Exercise aim =>
Each line of the entries below that holds "Выполнение" is needed, copied in full.

☆ ☆ ☆

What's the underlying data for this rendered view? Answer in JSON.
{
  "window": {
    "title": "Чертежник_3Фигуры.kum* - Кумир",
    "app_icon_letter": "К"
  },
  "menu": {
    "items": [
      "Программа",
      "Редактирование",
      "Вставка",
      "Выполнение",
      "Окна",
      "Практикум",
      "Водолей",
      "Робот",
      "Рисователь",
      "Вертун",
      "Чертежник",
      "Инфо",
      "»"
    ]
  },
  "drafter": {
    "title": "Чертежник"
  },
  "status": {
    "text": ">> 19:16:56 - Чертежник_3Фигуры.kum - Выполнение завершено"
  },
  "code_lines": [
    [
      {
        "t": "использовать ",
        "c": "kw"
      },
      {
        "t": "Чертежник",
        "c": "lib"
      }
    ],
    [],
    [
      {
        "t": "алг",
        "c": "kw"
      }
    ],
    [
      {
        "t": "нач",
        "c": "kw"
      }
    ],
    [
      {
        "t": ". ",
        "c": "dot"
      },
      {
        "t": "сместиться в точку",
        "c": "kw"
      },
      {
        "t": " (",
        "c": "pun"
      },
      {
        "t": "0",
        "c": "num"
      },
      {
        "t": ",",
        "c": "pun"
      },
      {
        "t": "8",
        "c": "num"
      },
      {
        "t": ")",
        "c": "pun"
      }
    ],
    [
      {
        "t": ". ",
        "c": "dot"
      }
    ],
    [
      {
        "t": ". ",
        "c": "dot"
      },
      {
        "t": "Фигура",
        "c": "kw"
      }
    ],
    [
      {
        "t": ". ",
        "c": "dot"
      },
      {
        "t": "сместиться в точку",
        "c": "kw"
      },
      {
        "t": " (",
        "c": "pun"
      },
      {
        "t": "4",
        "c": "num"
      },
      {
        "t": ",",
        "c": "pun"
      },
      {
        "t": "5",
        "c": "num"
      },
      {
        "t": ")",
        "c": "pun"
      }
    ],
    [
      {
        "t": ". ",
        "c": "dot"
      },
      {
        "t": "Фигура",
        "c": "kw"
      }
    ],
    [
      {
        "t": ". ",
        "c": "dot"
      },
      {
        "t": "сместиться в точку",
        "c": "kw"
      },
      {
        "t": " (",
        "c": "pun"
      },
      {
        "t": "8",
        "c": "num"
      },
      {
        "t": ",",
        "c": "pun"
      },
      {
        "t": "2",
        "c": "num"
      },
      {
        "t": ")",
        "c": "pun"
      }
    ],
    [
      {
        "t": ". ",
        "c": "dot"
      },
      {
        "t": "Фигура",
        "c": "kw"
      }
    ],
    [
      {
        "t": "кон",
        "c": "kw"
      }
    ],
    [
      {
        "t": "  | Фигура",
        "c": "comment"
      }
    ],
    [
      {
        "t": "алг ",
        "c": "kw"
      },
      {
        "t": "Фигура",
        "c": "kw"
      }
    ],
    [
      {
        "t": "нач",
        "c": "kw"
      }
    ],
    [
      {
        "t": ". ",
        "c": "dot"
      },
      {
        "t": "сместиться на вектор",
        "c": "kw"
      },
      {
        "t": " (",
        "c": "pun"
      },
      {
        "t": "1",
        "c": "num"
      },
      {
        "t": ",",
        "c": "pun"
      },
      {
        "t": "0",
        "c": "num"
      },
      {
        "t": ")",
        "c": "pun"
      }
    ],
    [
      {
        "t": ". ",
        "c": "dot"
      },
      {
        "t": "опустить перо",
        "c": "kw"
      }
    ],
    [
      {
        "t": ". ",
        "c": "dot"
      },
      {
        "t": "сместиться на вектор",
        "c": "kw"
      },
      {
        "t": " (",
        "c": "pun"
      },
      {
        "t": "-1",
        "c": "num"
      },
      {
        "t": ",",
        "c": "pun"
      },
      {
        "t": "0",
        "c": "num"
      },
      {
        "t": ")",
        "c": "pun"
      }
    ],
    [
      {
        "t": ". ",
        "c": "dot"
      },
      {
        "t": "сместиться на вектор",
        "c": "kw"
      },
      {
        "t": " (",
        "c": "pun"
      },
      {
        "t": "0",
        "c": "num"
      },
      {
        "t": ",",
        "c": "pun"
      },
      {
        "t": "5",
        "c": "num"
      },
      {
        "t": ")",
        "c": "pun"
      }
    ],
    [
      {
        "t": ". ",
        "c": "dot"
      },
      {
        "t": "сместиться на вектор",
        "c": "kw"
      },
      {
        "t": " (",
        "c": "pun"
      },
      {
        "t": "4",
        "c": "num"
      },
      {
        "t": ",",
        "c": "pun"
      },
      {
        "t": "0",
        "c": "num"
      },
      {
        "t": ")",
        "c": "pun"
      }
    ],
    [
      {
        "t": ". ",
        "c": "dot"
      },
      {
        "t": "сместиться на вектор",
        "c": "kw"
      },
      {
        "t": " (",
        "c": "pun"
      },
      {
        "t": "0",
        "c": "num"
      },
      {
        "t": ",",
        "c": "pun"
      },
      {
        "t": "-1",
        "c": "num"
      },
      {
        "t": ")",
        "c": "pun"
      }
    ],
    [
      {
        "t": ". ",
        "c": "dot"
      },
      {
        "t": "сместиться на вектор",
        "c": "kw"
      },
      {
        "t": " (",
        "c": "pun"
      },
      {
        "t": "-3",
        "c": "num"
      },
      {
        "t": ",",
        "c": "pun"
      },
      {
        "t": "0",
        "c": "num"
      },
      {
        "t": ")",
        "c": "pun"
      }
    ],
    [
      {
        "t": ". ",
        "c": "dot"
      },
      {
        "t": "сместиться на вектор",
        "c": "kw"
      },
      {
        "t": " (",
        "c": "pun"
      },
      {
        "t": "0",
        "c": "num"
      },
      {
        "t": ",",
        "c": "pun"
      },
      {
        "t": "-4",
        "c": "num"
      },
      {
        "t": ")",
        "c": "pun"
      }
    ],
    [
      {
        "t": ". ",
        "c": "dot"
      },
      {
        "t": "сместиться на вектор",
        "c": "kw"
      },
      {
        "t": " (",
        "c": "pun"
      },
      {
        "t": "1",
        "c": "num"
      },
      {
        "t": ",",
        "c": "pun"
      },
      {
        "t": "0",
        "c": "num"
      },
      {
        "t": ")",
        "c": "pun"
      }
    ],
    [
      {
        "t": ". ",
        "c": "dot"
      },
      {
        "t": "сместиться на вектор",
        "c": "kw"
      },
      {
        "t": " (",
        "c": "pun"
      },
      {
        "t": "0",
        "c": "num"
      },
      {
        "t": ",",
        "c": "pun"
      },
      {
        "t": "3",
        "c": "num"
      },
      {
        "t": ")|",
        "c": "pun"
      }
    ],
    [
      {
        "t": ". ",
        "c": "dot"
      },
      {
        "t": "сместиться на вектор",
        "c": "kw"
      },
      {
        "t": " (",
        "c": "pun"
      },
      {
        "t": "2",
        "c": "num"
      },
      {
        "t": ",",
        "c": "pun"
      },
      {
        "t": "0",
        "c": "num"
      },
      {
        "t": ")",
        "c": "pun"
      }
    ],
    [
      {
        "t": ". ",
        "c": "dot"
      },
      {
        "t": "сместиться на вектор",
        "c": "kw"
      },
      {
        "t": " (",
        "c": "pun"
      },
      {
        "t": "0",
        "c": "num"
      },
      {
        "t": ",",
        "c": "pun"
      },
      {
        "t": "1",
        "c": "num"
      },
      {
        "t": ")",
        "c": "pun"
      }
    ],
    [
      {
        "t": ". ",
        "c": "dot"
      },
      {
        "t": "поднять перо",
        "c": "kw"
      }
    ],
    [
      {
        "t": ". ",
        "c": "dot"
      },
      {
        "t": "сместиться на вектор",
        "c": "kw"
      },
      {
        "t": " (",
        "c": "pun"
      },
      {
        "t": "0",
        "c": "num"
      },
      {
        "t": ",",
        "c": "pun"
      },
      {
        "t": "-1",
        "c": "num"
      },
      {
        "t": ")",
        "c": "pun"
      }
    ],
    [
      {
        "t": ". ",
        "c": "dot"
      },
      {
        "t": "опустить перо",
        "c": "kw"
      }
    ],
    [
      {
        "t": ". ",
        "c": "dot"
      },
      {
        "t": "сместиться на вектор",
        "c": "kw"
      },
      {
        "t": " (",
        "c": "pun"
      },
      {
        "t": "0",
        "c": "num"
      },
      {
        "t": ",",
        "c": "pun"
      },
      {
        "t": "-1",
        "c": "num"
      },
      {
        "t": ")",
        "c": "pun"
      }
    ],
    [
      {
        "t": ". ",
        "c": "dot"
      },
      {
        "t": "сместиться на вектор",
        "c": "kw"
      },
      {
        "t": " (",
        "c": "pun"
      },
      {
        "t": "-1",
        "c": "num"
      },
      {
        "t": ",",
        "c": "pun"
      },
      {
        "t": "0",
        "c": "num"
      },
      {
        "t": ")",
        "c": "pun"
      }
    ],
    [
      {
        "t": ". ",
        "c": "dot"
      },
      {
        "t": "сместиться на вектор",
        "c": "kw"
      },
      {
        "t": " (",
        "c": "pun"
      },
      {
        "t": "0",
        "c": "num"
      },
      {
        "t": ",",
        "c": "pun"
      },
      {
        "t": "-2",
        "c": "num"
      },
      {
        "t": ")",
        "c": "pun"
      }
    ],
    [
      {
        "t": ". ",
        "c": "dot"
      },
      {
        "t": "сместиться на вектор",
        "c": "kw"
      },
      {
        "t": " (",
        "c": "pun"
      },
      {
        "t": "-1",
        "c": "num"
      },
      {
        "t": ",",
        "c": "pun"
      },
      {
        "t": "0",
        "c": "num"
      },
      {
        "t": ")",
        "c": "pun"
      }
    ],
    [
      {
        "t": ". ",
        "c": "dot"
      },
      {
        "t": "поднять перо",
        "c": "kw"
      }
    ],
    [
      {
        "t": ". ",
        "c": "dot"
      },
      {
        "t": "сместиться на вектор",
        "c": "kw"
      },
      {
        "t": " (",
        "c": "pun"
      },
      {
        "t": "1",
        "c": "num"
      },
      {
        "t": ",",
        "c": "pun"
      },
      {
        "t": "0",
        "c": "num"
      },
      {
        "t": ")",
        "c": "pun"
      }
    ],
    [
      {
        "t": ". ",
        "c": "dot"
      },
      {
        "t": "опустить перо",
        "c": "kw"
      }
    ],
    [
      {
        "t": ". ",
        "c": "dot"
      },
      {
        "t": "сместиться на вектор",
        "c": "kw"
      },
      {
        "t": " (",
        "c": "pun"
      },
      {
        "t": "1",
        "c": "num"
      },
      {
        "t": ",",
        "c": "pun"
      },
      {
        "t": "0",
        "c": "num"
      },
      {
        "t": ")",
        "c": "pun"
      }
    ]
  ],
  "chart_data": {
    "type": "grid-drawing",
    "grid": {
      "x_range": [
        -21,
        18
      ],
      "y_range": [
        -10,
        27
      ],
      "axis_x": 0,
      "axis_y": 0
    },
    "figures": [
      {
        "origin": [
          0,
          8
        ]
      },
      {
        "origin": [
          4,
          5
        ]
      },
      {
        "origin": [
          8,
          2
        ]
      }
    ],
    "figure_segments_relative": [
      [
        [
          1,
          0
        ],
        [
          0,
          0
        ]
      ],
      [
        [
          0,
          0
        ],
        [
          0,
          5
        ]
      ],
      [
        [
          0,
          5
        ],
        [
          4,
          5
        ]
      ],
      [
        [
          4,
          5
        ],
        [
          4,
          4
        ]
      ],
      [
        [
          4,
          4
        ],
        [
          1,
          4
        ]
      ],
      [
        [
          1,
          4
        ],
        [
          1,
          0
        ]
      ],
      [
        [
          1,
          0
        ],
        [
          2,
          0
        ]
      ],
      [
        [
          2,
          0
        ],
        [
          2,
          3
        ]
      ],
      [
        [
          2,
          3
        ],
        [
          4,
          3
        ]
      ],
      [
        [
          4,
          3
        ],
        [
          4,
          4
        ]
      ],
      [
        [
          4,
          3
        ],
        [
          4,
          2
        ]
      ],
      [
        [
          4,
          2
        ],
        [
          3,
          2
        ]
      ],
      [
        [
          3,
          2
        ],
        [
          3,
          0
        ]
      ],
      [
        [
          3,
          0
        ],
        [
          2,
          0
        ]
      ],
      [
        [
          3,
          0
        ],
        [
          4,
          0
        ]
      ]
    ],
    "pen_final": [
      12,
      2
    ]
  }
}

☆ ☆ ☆

Output of the task =>
      "Выполнение",
    "text": ">> 19:16:56 - Чертежник_3Фигуры.kum - Выполнение завершено"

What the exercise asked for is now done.